* Work order
Please restate each line of the data below exactly. Omit all images.
==============================
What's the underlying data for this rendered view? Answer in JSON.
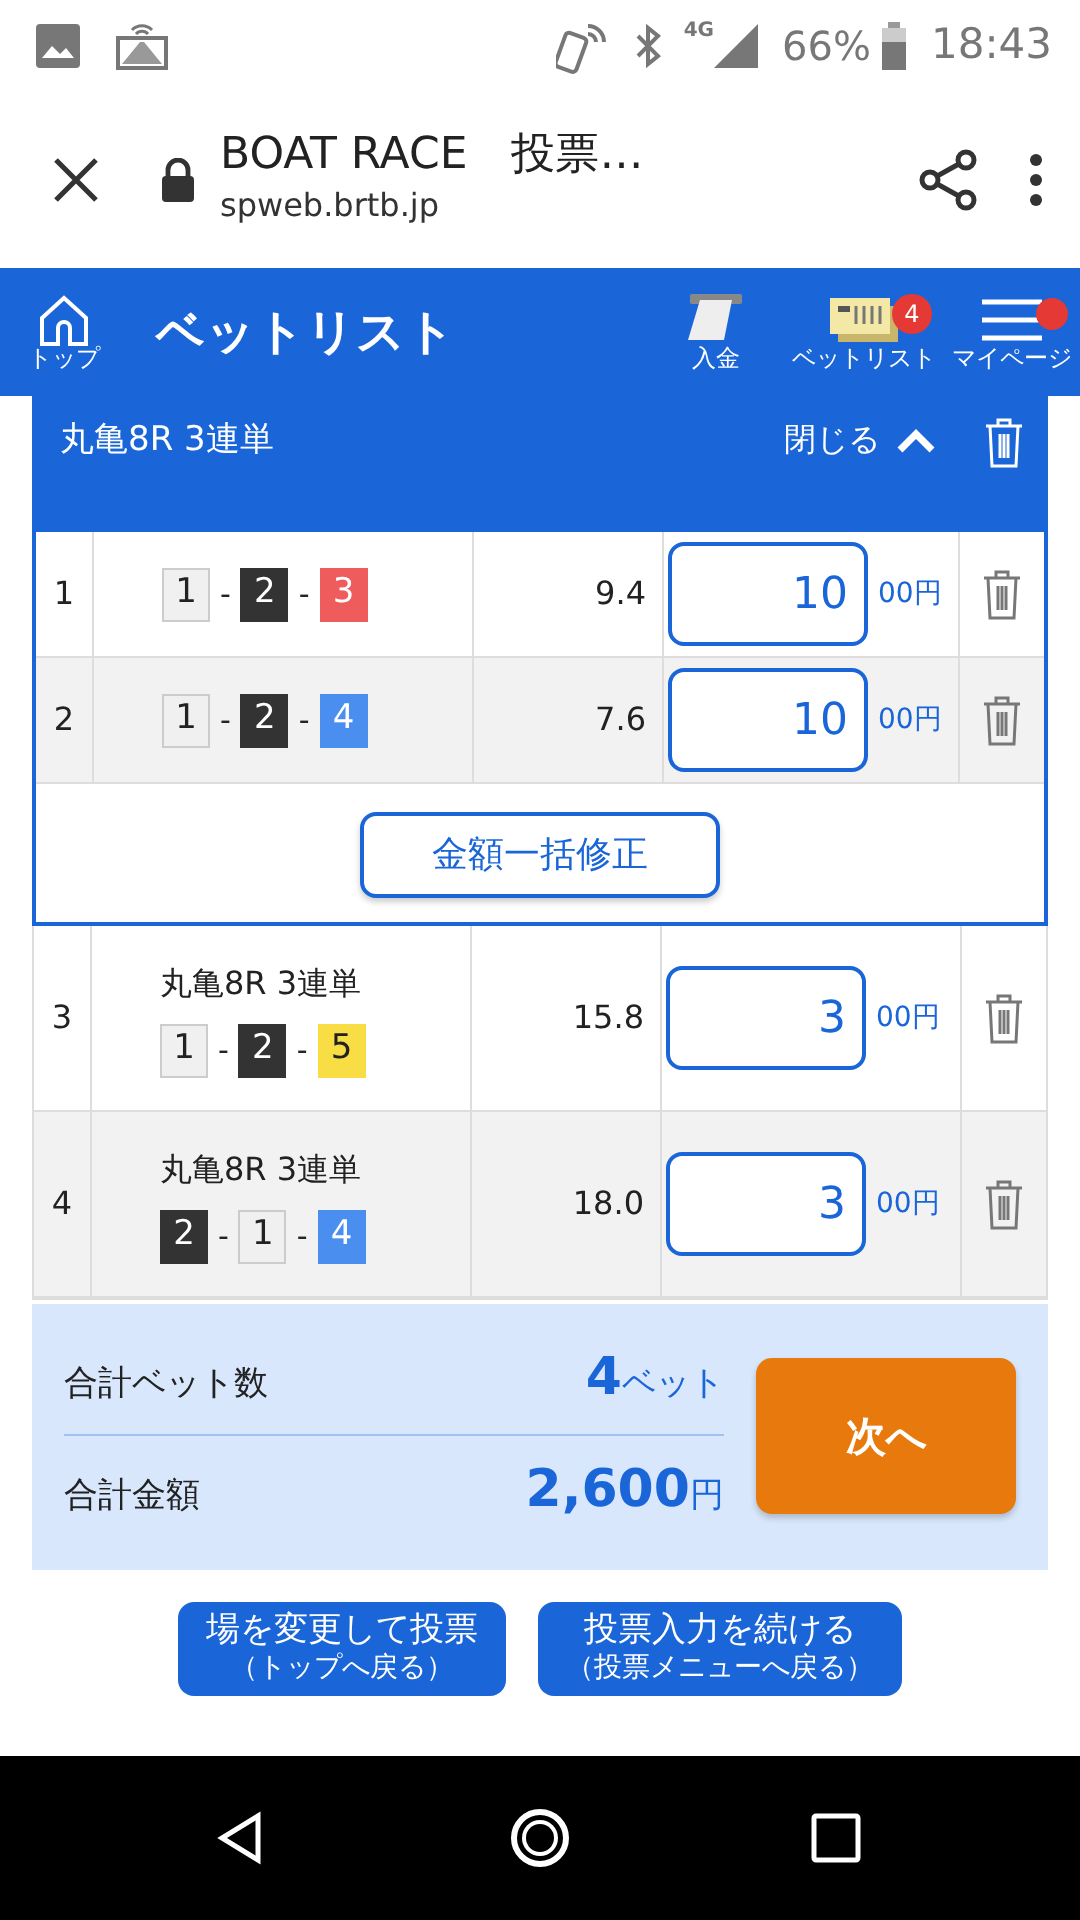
{
  "status_bar": {
    "network": "4G",
    "battery": "66%",
    "time": "18:43"
  },
  "browser": {
    "title": "BOAT RACE　投票…",
    "url": "spweb.brtb.jp"
  },
  "header": {
    "home_label": "トップ",
    "title": "ベットリスト",
    "nav": [
      {
        "kind": "deposit",
        "label": "入金"
      },
      {
        "kind": "betlist",
        "label": "ベットリスト",
        "badge": "4"
      },
      {
        "kind": "menu",
        "label": "マイページ",
        "dot": true
      }
    ]
  },
  "group": {
    "title": "丸亀8R 3連単",
    "toggle": "閉じる",
    "expanded": true,
    "bulk_button": "金額一括修正",
    "bets": [
      {
        "no": "1",
        "boats": [
          {
            "n": "1",
            "color": "#f0f0f0"
          },
          {
            "n": "2",
            "color": "#333333"
          },
          {
            "n": "3",
            "color": "#ee5c5c"
          }
        ],
        "separators": [
          "-",
          "-"
        ],
        "odds": "9.4",
        "amount": "10",
        "unit": "00円"
      },
      {
        "no": "2",
        "boats": [
          {
            "n": "1",
            "color": "#f0f0f0"
          },
          {
            "n": "2",
            "color": "#333333"
          },
          {
            "n": "4",
            "color": "#4a8ff0"
          }
        ],
        "separators": [
          "-",
          "-"
        ],
        "odds": "7.6",
        "amount": "10",
        "unit": "00円"
      }
    ]
  },
  "bets": [
    {
      "no": "3",
      "race": "丸亀8R 3連単",
      "boats": [
        {
          "n": "1",
          "color": "#f0f0f0"
        },
        {
          "n": "2",
          "color": "#333333"
        },
        {
          "n": "5",
          "color": "#f8dd45"
        }
      ],
      "separators": [
        "-",
        "-"
      ],
      "odds": "15.8",
      "amount": "3",
      "unit": "00円"
    },
    {
      "no": "4",
      "race": "丸亀8R 3連単",
      "boats": [
        {
          "n": "2",
          "color": "#333333"
        },
        {
          "n": "1",
          "color": "#f0f0f0"
        },
        {
          "n": "4",
          "color": "#4a8ff0"
        }
      ],
      "separators": [
        "-",
        "-"
      ],
      "odds": "18.0",
      "amount": "3",
      "unit": "00円"
    }
  ],
  "summary": {
    "count_label": "合計ベット数",
    "count": "4",
    "count_unit": "ベット",
    "total_label": "合計金額",
    "total": "2,600",
    "total_unit": "円",
    "next_button": "次へ"
  },
  "actions": [
    {
      "title": "場を変更して投票",
      "sub": "（トップへ戻る）"
    },
    {
      "title": "投票入力を続ける",
      "sub": "（投票メニューへ戻る）"
    }
  ]
}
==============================
* Finished exercise
What's the underlying data for this rendered view? Answer in JSON.
{
  "status_bar": {
    "network": "4G",
    "battery": "66%",
    "time": "18:43"
  },
  "browser": {
    "title": "BOAT RACE　投票…",
    "url": "spweb.brtb.jp"
  },
  "header": {
    "home_label": "トップ",
    "title": "ベットリスト",
    "nav": [
      {
        "kind": "deposit",
        "label": "入金"
      },
      {
        "kind": "betlist",
        "label": "ベットリスト",
        "badge": "4"
      },
      {
        "kind": "menu",
        "label": "マイページ",
        "dot": true
      }
    ]
  },
  "group": {
    "title": "丸亀8R 3連単",
    "toggle": "閉じる",
    "expanded": true,
    "bulk_button": "金額一括修正",
    "bets": [
      {
        "no": "1",
        "boats": [
          {
            "n": "1",
            "color": "#f0f0f0"
          },
          {
            "n": "2",
            "color": "#333333"
          },
          {
            "n": "3",
            "color": "#ee5c5c"
          }
        ],
        "separators": [
          "-",
          "-"
        ],
        "odds": "9.4",
        "amount": "10",
        "unit": "00円"
      },
      {
        "no": "2",
        "boats": [
          {
            "n": "1",
            "color": "#f0f0f0"
          },
          {
            "n": "2",
            "color": "#333333"
          },
          {
            "n": "4",
            "color": "#4a8ff0"
          }
        ],
        "separators": [
          "-",
          "-"
        ],
        "odds": "7.6",
        "amount": "10",
        "unit": "00円"
      }
    ]
  },
  "bets": [
    {
      "no": "3",
      "race": "丸亀8R 3連単",
      "boats": [
        {
          "n": "1",
          "color": "#f0f0f0"
        },
        {
          "n": "2",
          "color": "#333333"
        },
        {
          "n": "5",
          "color": "#f8dd45"
        }
      ],
      "separators": [
        "-",
        "-"
      ],
      "odds": "15.8",
      "amount": "3",
      "unit": "00円"
    },
    {
      "no": "4",
      "race": "丸亀8R 3連単",
      "boats": [
        {
          "n": "2",
          "color": "#333333"
        },
        {
          "n": "1",
          "color": "#f0f0f0"
        },
        {
          "n": "4",
          "color": "#4a8ff0"
        }
      ],
      "separators": [
        "-",
        "-"
      ],
      "odds": "18.0",
      "amount": "3",
      "unit": "00円"
    }
  ],
  "summary": {
    "count_label": "合計ベット数",
    "count": "4",
    "count_unit": "ベット",
    "total_label": "合計金額",
    "total": "2,600",
    "total_unit": "円",
    "next_button": "次へ"
  },
  "actions": [
    {
      "title": "場を変更して投票",
      "sub": "（トップへ戻る）"
    },
    {
      "title": "投票入力を続ける",
      "sub": "（投票メニューへ戻る）"
    }
  ]
}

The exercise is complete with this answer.